Money & costs
As in France, the unit of currency is the euro (€), which is divided into 100 cents. Euro coins come in denominations of one, two, five, 10, 20 and 50 cents and one and two euros. Banknotes are issued in denominations of five, 10, 20, 50, 100, 200 and 500 euros.
Most banks and post offices have an ATM (known as a guichet automatique de banque or gabier) which honours major international credit cards. Visa and MasterCard are the most widely accepted. They are the easiest way to access funds while in Réunion. If you’re heading off into the Cirques, it’s wise to stock up with euros beforehand. There is only one ATM in Cilaos and one in Salazie.
Credit cards will prove the cheapest and easiest way to pay for major purchases in Réunion. Visa (Carte Bleue) and MasterCard (Eurocard) are the cards most widely accepted by hotels, restaurants, supermarkets, major petrol stations and stores. Credit cards are mandatory if you want to rent a car, as they’ll be used as a form of caution (deposit). Smaller places, however, sometimes refuse cards for small amounts (typically under €16) and it’s rare for chambres d’hôtes and gîtes d’étape to take credit cards.
Changing money in Réunion? Dream on! The number of banks that have foreign-exchange facilities and do change cash has been dramatically reduced since the introduction of the euro. This service tends to be dropped in favour of ATMs. Therefore, consider yourself very lucky if you find a bank that changes foreign currencies on the island.
There are no exchange facilities at either Roland Garros International Airport or the ferry terminal in Le Port, though the airport does at least have an ATM.
As a general strategy, it’s sensible to bring a fair supply of euros with you and to top it up from the ATMs.

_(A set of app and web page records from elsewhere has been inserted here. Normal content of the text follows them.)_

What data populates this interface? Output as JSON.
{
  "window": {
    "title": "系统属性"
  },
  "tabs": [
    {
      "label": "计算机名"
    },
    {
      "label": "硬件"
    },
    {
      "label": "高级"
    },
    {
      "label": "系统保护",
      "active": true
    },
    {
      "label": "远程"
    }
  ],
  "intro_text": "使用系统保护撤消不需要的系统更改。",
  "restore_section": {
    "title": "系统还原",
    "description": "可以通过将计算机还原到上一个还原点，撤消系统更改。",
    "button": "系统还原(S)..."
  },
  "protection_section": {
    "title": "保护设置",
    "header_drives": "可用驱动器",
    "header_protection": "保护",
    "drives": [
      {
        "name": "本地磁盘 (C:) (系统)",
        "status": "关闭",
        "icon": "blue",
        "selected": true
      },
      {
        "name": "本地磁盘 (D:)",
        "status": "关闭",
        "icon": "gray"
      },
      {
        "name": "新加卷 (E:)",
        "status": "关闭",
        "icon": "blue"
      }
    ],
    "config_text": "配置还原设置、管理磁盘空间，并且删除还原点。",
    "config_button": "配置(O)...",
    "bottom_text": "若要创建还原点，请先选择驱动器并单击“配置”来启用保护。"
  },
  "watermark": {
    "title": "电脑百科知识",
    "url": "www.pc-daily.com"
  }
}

Travellers cheques are not widely accepted in Réunion; you’ll find that most banks are reluctant to change them. Stash up on cash and rely on your credit card.